GB2547447A (en) * 2016-02-18 2017-08-23 Nordic Semiconductor Asa Power saving in near field communications

Also Published As

Publication number Publication date Type
US5471212A (en) 1995-11-28 grant

Similar Documents

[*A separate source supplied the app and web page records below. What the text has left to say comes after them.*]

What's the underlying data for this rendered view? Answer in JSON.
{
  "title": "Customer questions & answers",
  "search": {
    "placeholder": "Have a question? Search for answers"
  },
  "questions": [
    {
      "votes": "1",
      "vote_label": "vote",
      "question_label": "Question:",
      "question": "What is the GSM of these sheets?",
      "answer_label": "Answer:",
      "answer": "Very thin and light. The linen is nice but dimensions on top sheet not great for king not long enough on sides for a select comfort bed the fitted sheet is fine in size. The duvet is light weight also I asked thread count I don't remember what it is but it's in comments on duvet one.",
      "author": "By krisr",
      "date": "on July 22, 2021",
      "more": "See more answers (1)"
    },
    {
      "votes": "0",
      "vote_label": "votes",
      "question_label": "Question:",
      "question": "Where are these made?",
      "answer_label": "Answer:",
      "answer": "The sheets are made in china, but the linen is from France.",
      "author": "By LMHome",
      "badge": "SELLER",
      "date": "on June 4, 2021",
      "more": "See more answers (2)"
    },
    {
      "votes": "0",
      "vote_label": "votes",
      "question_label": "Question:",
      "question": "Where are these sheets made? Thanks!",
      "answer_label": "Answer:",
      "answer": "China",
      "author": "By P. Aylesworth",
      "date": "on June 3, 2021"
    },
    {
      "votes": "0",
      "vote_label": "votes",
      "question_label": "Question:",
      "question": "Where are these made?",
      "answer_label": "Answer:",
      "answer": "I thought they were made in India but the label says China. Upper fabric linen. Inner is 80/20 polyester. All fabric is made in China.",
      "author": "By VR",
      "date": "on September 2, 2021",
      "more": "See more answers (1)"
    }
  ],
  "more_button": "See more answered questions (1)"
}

Publication Publication Date Title
US6765476B2 (en) Multi-level RF identification system
US5649296A (en) Full duplex modulated backscatter system
US4985705A (en) Method and apparatus for compiling and evaluating local traffic data
US7653394B2 (en) Node-to node messaging transceiver network with dynamic routing and configuring
US5164732A (en) Highway vehicle identification system with high gain antenna
US5450088A (en) Transponder arrangement
US5552789A (en) Integrated vehicle communications system
US5608391A (en) Electronic license plate architecture
US5847662A (en) Radio card communication apparatus
US5086389A (en) Automatic toll processing apparatus
US6905074B2 (en) Non-contact integrated circuit reader comprising a low power consumption active standby mode
US6535109B1 (en) System and method for communicating with multiple transponders
US5218343A (en) Portable field-programmable detection microchip
US6034603A (en) Radio tag system and method with improved tag interference avoidance
US4977501A (en) Fare collection system using microwaves
US5581249A (en) Mobile communication system
US5530702A (en) System for storage and communication of information
US5253162A (en) Shielding field method and apparatus
US5537105A (en) Electronic identification system
US5144314A (en) Programmable object identification transponder system
US20050020321A1 (en) Wake up device for a communications system
US5552790A (en) Device for wireless transfer of information
US6653946B1 (en) Electronic vehicle toll collection system and method
US5194860A (en) Radio telemetry systems with channel selection
US6816063B2 (en) Radio frequency identification systems and methods for waking up data storage devices for wireless communication

Legal Events

Date Code Title Description
FPAY Fee payment

Year of fee payment: 4

FPAY Fee payment

Year of fee payment: 8

FPAY Fee payment

Year of fee payment: 12